Bandicoot Facts | Australia South Wildlife Guide
Unlike other marsupials, bandicoots have a placenta. At just 12 days—one of the shortest gestation periods of any mammal—a female gives birth to 2 to 6 young. Owls, quolls, tiger snakes and dingoes are their natural predators; when startled, the bandicoot leaps six feet into the air and emits a loud whistling squeak (one of four distinct vocalizations they use to communicate).
At the time of European settlement, the southern brown bandicoot was common in coastal Australia, but due to habitat fragmentation and the introduction of red foxes and feral and domestic cats, their range and distribution is now limited to southern Australia and Tasmania. This type of short-nosed bandicoot prefers areas with high rainfall and thick ground cover, where it is safe to search for insects, worms, fungi and plant roots.

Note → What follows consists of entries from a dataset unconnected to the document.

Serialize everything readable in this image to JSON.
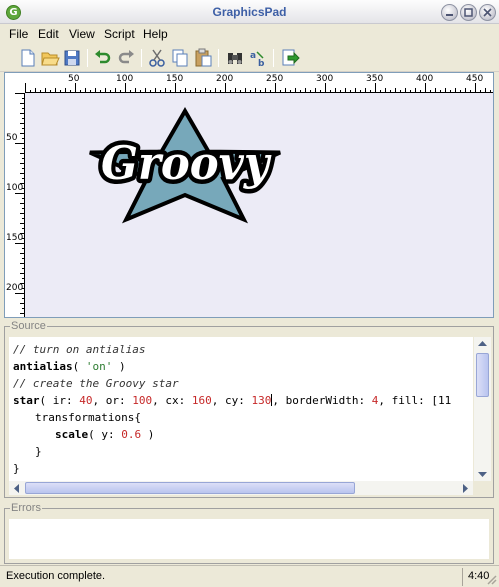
{
  "window": {
    "title": "GraphicsPad",
    "app_icon_letter": "G"
  },
  "menu": {
    "items": [
      "File",
      "Edit",
      "View",
      "Script",
      "Help"
    ]
  },
  "toolbar": {
    "buttons": [
      "new-file",
      "open-file",
      "save",
      "undo",
      "redo",
      "cut",
      "copy",
      "paste",
      "find",
      "replace",
      "run-script"
    ]
  },
  "canvas": {
    "hruler_labels": [
      "50",
      "100",
      "150",
      "200",
      "250",
      "300",
      "350",
      "400",
      "450"
    ],
    "vruler_labels": [
      "50",
      "100",
      "150",
      "200"
    ],
    "logo_text": "Groovy",
    "star_fill": "#77a8ba",
    "background": "#ecebf6"
  },
  "source": {
    "label": "Source",
    "lines": {
      "l1": "// turn on antialias",
      "l2_kw": "antialias",
      "l2_open": "( ",
      "l2_str": "'on'",
      "l2_close": " )",
      "l3": "// create the Groovy star",
      "l4_kw": "star",
      "l4_a": "( ir: ",
      "l4_ir": "40",
      "l4_b": ", or: ",
      "l4_or": "100",
      "l4_c": ", cx: ",
      "l4_cx": "160",
      "l4_d": ", cy: ",
      "l4_cy": "130",
      "l4_e": ", borderWidth: ",
      "l4_bw": "4",
      "l4_f": ", fill: [11",
      "l5": "transformations{",
      "l6_kw": "scale",
      "l6_a": "( y: ",
      "l6_y": "0.6",
      "l6_b": " )",
      "l7": "}",
      "l8": "}"
    }
  },
  "errors": {
    "label": "Errors"
  },
  "status": {
    "message": "Execution complete.",
    "position": "4:40"
  }
}
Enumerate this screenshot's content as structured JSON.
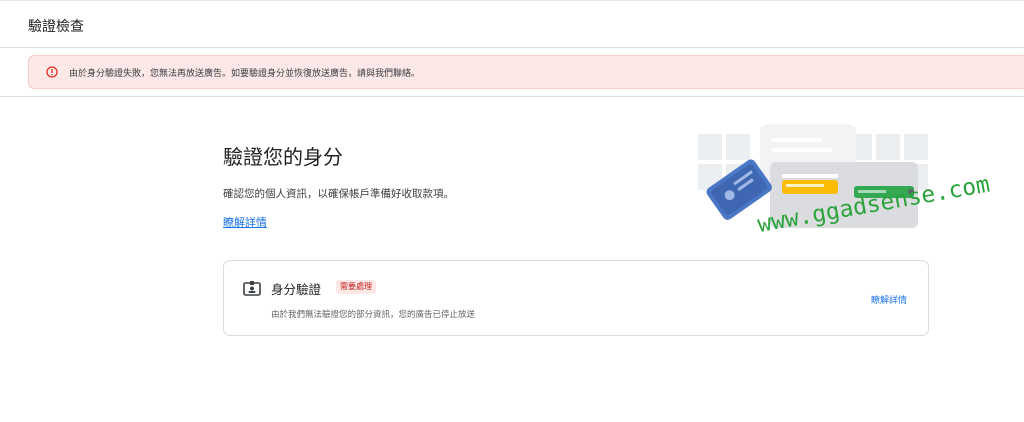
{
  "header": {
    "title": "驗證檢查"
  },
  "alert": {
    "message": "由於身分驗證失敗，您無法再放送廣告。如要驗證身分並恢復放送廣告，請與我們聯絡。",
    "color": "#d93025"
  },
  "main": {
    "title": "驗證您的身分",
    "description": "確認您的個人資訊，以確保帳戶準備好收取款項。",
    "learn_more": "瞭解詳情"
  },
  "card": {
    "title": "身分驗證",
    "badge": "需要處理",
    "description": "由於我們無法驗證您的部分資訊，您的廣告已停止放送",
    "learn_more": "瞭解詳情"
  },
  "watermark": {
    "text": "www.ggadsense.com",
    "color": "#2aa43a"
  },
  "colors": {
    "accent": "#1a73e8",
    "alert_bg": "#fce8e6",
    "badge_text": "#c5221f"
  },
  "icons": {
    "alert": "error-circle-icon",
    "card": "id-badge-icon",
    "illustration": "identity-documents-illustration"
  }
}
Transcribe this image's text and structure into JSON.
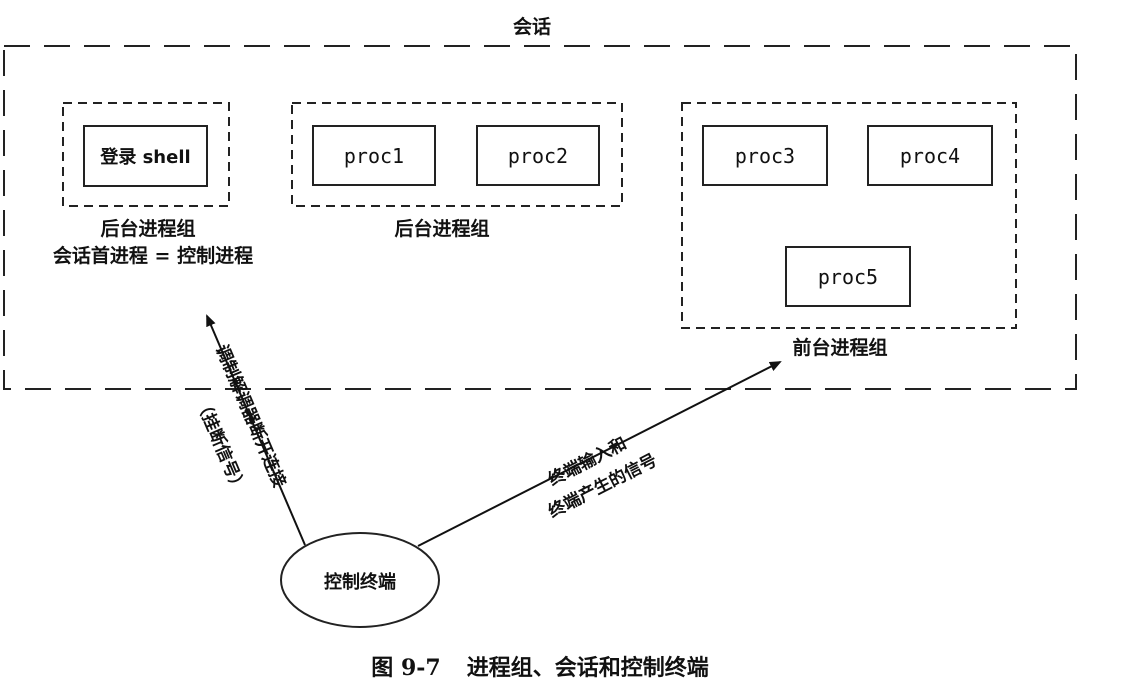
{
  "session": {
    "label": "会话"
  },
  "groups": {
    "login_group": {
      "label": "后台进程组",
      "sublabel": "会话首进程 = 控制进程",
      "process": "登录 shell"
    },
    "bg_group": {
      "label": "后台进程组",
      "processes": [
        "proc1",
        "proc2"
      ]
    },
    "fg_group": {
      "label": "前台进程组",
      "processes": [
        "proc3",
        "proc4",
        "proc5"
      ]
    }
  },
  "terminal": {
    "label": "控制终端"
  },
  "arrows": {
    "hangup": {
      "line1": "调制解调器断开连接",
      "line2": "（挂断信号）"
    },
    "input": {
      "line1": "终端输入和",
      "line2": "终端产生的信号"
    }
  },
  "caption": {
    "label": "图 9-7",
    "text": "进程组、会话和控制终端"
  }
}
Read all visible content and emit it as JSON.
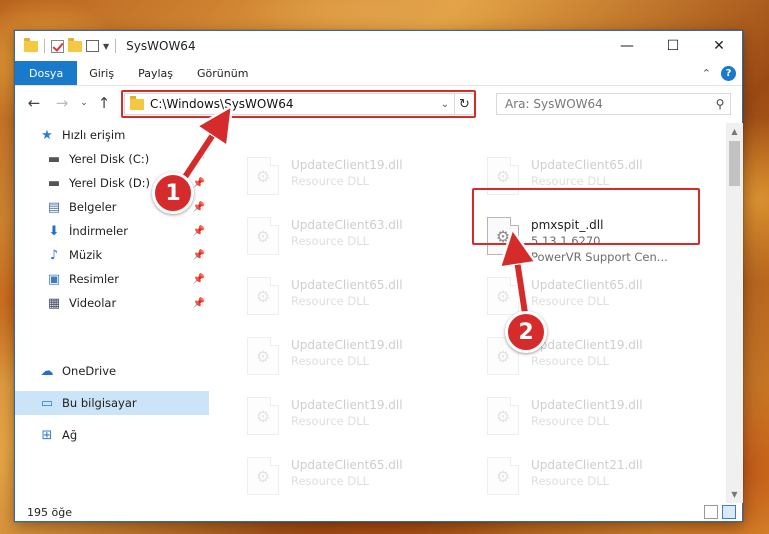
{
  "window": {
    "title": "SysWOW64",
    "minimize_glyph": "—",
    "maximize_glyph": "☐",
    "close_glyph": "✕"
  },
  "ribbon": {
    "tabs": [
      "Dosya",
      "Giriş",
      "Paylaş",
      "Görünüm"
    ],
    "collapse_glyph": "⌃",
    "help_glyph": "?"
  },
  "nav": {
    "back_glyph": "←",
    "forward_glyph": "→",
    "recent_glyph": "⌄",
    "up_glyph": "↑",
    "address": "C:\\Windows\\SysWOW64",
    "address_drop_glyph": "⌄",
    "refresh_glyph": "↻",
    "search_placeholder": "Ara: SysWOW64",
    "search_glyph": "⚲"
  },
  "sidebar": {
    "items": [
      {
        "label": "Hızlı erişim",
        "icon": "star-icon",
        "glyph": "★",
        "color": "#2b7cd3",
        "pinned": false
      },
      {
        "label": "Yerel Disk (C:)",
        "icon": "drive-icon",
        "glyph": "▬",
        "color": "#555555",
        "pinned": true
      },
      {
        "label": "Yerel Disk (D:)",
        "icon": "drive-icon",
        "glyph": "▬",
        "color": "#555555",
        "pinned": true
      },
      {
        "label": "Belgeler",
        "icon": "documents-icon",
        "glyph": "▤",
        "color": "#4a6c9b",
        "pinned": true
      },
      {
        "label": "İndirmeler",
        "icon": "download-icon",
        "glyph": "⬇",
        "color": "#1f6fcf",
        "pinned": true
      },
      {
        "label": "Müzik",
        "icon": "music-icon",
        "glyph": "♪",
        "color": "#1f6fcf",
        "pinned": true
      },
      {
        "label": "Resimler",
        "icon": "pictures-icon",
        "glyph": "▣",
        "color": "#3f7fb8",
        "pinned": true
      },
      {
        "label": "Videolar",
        "icon": "videos-icon",
        "glyph": "▦",
        "color": "#3d4a5c",
        "pinned": true
      },
      {
        "label": "OneDrive",
        "icon": "cloud-icon",
        "glyph": "☁",
        "color": "#1f6fcf",
        "pinned": false
      },
      {
        "label": "Bu bilgisayar",
        "icon": "computer-icon",
        "glyph": "▭",
        "color": "#2b7cd3",
        "pinned": false
      },
      {
        "label": "Ağ",
        "icon": "network-icon",
        "glyph": "⊞",
        "color": "#2b7cd3",
        "pinned": false
      }
    ],
    "pin_glyph": "📌"
  },
  "files": [
    {
      "name": "UpdateClient19.dll",
      "sub1": "Resource DLL",
      "sub2": ""
    },
    {
      "name": "UpdateClient65.dll",
      "sub1": "Resource DLL",
      "sub2": ""
    },
    {
      "name": "UpdateClient63.dll",
      "sub1": "Resource DLL",
      "sub2": ""
    },
    {
      "name": "pmxspit_.dll",
      "sub1": "5.13.1.6270",
      "sub2": "PowerVR Support Cen..."
    },
    {
      "name": "UpdateClient65.dll",
      "sub1": "Resource DLL",
      "sub2": ""
    },
    {
      "name": "UpdateClient65.dll",
      "sub1": "Resource DLL",
      "sub2": ""
    },
    {
      "name": "UpdateClient19.dll",
      "sub1": "Resource DLL",
      "sub2": ""
    },
    {
      "name": "UpdateClient19.dll",
      "sub1": "Resource DLL",
      "sub2": ""
    },
    {
      "name": "UpdateClient19.dll",
      "sub1": "Resource DLL",
      "sub2": ""
    },
    {
      "name": "UpdateClient19.dll",
      "sub1": "Resource DLL",
      "sub2": ""
    },
    {
      "name": "UpdateClient65.dll",
      "sub1": "Resource DLL",
      "sub2": ""
    },
    {
      "name": "UpdateClient21.dll",
      "sub1": "Resource DLL",
      "sub2": ""
    }
  ],
  "file_icon_glyph": "⚙",
  "scroll": {
    "up_glyph": "▲",
    "down_glyph": "▼"
  },
  "status": {
    "item_count": "195 öğe"
  },
  "callouts": [
    "1",
    "2"
  ],
  "colors": {
    "accent": "#1979ca",
    "highlight": "#d62b2b",
    "selected": "#cce4f7"
  }
}
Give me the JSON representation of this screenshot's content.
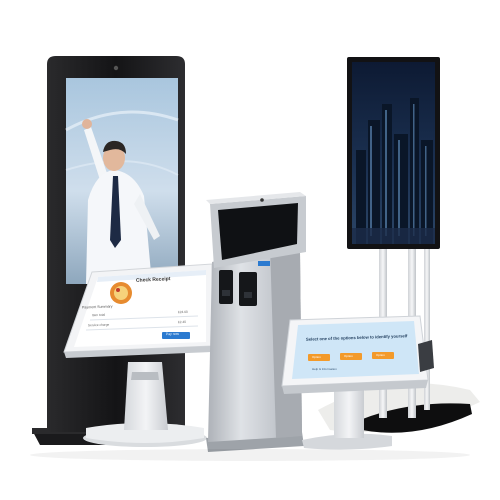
{
  "scene": {
    "background": "#ffffff",
    "products": [
      {
        "name": "tall-digital-signage-totem",
        "screen_content": "businessman-pointing-photo"
      },
      {
        "name": "ordering-tablet-kiosk"
      },
      {
        "name": "floor-standing-payment-kiosk"
      },
      {
        "name": "wall-display-on-pole-stand",
        "screen_content": "night-city-skyline-photo"
      },
      {
        "name": "countertop-tablet-kiosk"
      }
    ]
  },
  "tablet_kiosk_screen": {
    "title": "Check Receipt",
    "section_label": "Payment Summary",
    "rows": [
      {
        "label": "Item total",
        "value": "£24.00"
      },
      {
        "label": "Service charge",
        "value": "£2.40"
      }
    ],
    "button_label": "Pay now"
  },
  "counter_kiosk_screen": {
    "heading": "Select one of the options below to identify yourself",
    "options": [
      "Option",
      "Option",
      "Option"
    ],
    "footer_text": "Help & Information"
  },
  "colors": {
    "totem_frame": "#1f1f21",
    "kiosk_silver": "#c9ccd1",
    "tablet_white": "#f2f3f5",
    "screen_blue": "#cfe6f7",
    "accent_orange": "#f39a2a",
    "accent_blue": "#2b7ad0",
    "city_night": "#1a2740"
  }
}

The eastern barred bandicoot once occurred from the far south-east of southern Australia through near-coastal south-western Victoria to near Melbourne, and across most of Tasmania. The last record from southern Australia was in the late 1800s and the last wild Victorian subpopulation was presumed extinct in 2002. Disappearance from the mainland is owed to introduced predators like foxes and habitat destruction from introduced herbivores such as sheep and rabbits. This taxon now exists in two reintroduced populations within predator-proof fencing, west of Melbourne. These endangered mammals are making a comeback thanks to a herd of sheepdogs, trained to ward off fox attacks.